[Stored data]
*** Block opens ***

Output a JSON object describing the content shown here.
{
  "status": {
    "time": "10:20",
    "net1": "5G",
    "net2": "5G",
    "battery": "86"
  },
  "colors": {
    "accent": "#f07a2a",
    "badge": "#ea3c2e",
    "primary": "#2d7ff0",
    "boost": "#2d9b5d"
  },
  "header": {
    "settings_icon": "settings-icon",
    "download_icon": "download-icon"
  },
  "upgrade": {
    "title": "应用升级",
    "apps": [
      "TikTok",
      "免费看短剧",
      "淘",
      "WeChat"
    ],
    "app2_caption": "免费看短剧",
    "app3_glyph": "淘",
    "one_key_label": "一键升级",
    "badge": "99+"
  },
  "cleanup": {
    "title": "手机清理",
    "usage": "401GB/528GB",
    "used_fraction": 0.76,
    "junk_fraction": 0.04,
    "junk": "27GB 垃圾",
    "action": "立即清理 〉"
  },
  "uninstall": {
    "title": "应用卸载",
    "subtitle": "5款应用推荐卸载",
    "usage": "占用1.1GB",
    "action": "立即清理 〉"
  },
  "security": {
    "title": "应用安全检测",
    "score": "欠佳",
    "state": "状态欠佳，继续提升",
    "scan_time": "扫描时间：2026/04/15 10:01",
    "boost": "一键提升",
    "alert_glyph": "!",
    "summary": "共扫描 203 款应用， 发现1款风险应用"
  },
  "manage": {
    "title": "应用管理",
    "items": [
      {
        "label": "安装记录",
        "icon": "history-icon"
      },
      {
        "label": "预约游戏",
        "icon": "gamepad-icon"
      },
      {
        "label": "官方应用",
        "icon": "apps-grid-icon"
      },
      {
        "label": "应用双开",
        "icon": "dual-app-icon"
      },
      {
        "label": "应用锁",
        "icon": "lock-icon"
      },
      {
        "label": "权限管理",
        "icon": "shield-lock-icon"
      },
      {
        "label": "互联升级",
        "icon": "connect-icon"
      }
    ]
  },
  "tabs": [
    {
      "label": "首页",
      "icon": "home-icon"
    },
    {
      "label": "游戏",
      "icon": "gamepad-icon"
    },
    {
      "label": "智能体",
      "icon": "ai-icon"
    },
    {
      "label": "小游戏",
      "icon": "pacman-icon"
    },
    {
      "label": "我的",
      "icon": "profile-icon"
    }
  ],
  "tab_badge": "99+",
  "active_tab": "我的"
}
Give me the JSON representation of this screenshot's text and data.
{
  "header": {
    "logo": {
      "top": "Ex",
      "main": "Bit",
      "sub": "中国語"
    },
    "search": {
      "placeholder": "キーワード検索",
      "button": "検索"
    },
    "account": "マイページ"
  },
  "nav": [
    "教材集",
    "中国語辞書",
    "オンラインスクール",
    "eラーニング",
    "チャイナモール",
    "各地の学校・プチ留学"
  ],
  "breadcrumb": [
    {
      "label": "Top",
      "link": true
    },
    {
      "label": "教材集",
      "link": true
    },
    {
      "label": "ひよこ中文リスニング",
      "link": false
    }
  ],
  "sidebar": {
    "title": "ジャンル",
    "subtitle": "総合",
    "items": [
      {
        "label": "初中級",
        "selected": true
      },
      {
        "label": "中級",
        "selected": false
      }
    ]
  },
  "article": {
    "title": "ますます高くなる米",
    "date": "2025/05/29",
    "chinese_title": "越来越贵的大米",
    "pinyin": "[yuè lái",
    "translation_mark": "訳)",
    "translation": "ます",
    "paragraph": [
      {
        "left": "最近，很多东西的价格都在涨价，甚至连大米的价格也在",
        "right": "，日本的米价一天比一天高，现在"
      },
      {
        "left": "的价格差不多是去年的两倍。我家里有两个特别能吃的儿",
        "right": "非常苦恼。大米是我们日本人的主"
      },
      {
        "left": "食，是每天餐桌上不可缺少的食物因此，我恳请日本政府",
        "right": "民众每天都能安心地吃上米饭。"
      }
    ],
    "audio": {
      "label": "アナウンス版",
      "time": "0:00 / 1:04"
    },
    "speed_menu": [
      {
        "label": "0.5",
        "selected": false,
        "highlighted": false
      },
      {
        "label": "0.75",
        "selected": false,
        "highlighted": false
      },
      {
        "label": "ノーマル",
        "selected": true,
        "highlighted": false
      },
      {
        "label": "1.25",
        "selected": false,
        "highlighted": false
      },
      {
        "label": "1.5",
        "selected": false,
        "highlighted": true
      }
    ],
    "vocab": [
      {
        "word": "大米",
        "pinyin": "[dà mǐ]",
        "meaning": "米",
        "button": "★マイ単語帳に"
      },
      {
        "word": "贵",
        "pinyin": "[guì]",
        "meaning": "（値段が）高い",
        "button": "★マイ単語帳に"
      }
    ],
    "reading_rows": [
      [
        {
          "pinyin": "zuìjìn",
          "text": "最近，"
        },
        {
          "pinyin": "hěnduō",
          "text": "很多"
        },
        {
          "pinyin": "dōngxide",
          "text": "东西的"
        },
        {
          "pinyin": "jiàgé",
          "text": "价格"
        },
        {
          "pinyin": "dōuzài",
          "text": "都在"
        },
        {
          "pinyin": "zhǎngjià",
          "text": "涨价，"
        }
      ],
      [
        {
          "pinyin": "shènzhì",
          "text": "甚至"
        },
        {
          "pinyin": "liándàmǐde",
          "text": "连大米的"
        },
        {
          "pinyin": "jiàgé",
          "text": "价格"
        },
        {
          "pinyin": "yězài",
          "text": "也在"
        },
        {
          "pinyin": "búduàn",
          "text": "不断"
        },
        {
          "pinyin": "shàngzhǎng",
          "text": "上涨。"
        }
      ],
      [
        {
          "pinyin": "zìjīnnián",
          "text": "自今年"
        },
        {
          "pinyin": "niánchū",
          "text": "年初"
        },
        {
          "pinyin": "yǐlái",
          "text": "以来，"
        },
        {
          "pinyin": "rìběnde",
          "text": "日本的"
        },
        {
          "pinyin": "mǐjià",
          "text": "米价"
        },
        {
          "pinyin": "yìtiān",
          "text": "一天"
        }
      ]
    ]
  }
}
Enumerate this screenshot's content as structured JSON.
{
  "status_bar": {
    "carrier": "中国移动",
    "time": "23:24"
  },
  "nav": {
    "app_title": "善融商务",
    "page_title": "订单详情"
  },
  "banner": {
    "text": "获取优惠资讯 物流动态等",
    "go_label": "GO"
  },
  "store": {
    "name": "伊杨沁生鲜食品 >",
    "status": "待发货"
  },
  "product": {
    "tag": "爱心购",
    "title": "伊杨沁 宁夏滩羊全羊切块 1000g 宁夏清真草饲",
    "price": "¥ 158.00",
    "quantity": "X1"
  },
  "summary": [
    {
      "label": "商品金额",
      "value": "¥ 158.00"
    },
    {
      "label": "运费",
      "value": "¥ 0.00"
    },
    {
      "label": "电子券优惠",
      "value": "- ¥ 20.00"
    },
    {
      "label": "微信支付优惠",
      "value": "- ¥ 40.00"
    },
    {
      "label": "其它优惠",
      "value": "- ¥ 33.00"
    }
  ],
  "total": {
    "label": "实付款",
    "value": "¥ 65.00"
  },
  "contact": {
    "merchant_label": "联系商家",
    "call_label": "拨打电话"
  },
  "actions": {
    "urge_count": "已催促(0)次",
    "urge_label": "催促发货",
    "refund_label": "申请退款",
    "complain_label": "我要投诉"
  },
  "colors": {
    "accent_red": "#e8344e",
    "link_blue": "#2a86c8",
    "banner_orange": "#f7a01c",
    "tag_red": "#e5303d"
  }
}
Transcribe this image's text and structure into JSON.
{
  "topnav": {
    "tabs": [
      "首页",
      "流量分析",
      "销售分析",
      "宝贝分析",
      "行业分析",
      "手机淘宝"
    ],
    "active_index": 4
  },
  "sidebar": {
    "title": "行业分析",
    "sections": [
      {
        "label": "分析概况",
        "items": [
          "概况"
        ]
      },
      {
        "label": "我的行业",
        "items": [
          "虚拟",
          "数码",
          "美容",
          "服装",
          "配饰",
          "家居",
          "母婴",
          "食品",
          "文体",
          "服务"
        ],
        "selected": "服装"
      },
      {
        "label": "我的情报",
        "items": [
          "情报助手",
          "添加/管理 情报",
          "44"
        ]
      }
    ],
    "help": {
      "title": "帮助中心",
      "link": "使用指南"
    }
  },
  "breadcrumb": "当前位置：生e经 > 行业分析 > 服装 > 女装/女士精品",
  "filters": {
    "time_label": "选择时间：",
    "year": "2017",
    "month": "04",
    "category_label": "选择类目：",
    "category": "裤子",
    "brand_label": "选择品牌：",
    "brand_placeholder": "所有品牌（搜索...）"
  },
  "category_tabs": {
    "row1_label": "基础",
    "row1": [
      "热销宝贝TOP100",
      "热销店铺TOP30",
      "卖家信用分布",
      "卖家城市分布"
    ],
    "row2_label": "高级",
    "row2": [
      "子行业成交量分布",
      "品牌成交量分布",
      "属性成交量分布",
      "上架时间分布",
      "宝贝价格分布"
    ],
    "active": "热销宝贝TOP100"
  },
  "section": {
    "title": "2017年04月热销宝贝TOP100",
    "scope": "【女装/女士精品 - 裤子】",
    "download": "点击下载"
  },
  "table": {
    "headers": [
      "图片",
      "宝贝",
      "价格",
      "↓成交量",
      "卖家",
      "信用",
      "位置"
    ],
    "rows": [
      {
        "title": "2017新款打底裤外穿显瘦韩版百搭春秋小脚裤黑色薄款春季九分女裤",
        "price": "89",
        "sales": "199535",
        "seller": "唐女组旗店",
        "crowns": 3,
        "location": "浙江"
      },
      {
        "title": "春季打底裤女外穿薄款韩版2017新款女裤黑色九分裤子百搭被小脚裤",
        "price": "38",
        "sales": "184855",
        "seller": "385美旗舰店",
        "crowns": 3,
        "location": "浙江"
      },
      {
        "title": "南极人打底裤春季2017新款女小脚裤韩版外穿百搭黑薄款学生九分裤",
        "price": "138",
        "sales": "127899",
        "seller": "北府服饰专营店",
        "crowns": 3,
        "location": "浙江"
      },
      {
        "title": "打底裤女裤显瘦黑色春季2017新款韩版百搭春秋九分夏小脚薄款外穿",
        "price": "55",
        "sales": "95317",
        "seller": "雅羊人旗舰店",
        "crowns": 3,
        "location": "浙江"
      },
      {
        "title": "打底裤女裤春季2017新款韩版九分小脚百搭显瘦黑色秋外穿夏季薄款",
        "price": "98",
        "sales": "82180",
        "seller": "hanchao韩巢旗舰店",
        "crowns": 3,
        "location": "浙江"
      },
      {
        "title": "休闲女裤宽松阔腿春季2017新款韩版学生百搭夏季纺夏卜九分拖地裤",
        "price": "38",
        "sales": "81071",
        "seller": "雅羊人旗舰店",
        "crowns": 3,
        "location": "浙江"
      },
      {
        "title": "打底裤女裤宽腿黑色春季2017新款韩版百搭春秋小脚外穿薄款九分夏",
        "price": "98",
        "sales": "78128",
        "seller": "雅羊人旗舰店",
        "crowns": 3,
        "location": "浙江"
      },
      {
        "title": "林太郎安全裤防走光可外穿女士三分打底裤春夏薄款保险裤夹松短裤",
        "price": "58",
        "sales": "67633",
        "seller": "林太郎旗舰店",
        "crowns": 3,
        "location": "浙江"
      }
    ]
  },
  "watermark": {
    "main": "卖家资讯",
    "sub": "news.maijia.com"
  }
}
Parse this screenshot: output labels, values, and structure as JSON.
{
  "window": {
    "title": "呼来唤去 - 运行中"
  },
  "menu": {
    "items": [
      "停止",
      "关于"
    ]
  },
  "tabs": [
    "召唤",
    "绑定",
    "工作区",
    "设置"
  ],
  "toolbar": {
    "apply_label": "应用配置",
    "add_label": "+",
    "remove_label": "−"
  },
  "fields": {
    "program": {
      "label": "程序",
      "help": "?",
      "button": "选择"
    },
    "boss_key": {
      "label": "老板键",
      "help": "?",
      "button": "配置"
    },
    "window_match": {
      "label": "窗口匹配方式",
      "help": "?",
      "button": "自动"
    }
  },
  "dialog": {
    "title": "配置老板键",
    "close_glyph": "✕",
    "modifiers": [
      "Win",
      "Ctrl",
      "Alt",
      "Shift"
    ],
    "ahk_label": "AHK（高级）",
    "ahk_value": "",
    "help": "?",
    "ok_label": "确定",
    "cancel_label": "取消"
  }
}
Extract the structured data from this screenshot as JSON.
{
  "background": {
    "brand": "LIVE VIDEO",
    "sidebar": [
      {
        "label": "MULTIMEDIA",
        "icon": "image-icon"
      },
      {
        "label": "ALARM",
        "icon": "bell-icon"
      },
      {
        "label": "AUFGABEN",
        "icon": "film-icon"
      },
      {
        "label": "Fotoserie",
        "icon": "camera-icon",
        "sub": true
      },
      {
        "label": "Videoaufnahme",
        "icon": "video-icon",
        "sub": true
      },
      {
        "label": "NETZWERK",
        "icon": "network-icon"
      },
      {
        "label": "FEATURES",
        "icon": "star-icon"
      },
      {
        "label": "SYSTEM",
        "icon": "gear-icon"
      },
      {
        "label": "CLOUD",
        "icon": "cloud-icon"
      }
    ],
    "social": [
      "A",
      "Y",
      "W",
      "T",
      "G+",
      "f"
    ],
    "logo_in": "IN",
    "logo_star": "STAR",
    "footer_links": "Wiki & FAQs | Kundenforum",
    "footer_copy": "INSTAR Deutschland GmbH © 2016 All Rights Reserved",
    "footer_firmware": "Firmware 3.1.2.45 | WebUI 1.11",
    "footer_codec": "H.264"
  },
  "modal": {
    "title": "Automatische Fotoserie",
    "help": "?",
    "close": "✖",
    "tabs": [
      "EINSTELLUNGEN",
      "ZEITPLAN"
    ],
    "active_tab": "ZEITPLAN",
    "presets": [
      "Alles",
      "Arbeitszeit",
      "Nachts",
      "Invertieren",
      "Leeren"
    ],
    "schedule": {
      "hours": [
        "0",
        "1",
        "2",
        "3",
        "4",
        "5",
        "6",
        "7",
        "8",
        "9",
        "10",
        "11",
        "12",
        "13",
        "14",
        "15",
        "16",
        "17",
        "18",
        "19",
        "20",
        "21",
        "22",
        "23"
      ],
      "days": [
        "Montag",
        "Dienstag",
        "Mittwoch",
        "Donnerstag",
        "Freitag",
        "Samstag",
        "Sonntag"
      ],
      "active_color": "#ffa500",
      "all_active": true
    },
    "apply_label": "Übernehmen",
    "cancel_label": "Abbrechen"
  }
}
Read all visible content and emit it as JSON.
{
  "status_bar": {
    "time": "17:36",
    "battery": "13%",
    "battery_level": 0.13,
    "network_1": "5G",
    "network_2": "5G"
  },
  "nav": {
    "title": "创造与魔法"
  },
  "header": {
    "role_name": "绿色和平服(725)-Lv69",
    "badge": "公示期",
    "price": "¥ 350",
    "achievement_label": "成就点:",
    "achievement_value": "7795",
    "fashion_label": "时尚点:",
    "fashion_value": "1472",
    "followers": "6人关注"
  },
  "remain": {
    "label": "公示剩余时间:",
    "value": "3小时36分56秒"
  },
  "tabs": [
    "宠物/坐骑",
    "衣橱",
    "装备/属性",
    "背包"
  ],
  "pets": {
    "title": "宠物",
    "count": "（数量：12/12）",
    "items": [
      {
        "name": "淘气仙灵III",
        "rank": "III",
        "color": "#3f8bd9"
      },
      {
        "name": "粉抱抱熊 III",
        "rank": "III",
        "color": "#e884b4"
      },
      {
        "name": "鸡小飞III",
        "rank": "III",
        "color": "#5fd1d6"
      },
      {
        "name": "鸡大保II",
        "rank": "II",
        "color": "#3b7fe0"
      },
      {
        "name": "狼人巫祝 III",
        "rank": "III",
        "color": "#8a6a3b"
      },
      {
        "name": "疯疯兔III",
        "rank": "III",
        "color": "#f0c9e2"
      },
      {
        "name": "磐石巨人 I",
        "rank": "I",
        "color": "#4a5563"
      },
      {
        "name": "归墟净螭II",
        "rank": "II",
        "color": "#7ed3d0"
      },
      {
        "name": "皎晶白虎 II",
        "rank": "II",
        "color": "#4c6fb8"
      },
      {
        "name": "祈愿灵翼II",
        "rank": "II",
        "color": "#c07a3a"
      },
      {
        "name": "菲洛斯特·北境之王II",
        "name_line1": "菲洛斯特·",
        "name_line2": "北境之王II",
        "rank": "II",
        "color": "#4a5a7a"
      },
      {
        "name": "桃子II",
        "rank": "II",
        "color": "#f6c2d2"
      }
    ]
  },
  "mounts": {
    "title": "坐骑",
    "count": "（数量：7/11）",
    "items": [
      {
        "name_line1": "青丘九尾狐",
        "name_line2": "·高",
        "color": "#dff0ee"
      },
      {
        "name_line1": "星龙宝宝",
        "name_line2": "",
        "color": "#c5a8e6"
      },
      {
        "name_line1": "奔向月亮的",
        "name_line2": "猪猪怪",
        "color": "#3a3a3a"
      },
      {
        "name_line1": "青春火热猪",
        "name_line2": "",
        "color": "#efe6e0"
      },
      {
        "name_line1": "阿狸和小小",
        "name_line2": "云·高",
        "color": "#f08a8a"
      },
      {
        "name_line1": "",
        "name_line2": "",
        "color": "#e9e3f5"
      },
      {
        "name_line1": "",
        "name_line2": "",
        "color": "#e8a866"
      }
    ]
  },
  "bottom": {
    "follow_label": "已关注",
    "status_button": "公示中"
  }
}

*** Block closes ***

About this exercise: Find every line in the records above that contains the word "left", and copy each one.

Written reply:
        "left": "最近，很多东西的价格都在涨价，甚至连大米的价格也在",
        "left": "的价格差不多是去年的两倍。我家里有两个特别能吃的儿",
        "left": "食，是每天餐桌上不可缺少的食物因此，我恳请日本政府",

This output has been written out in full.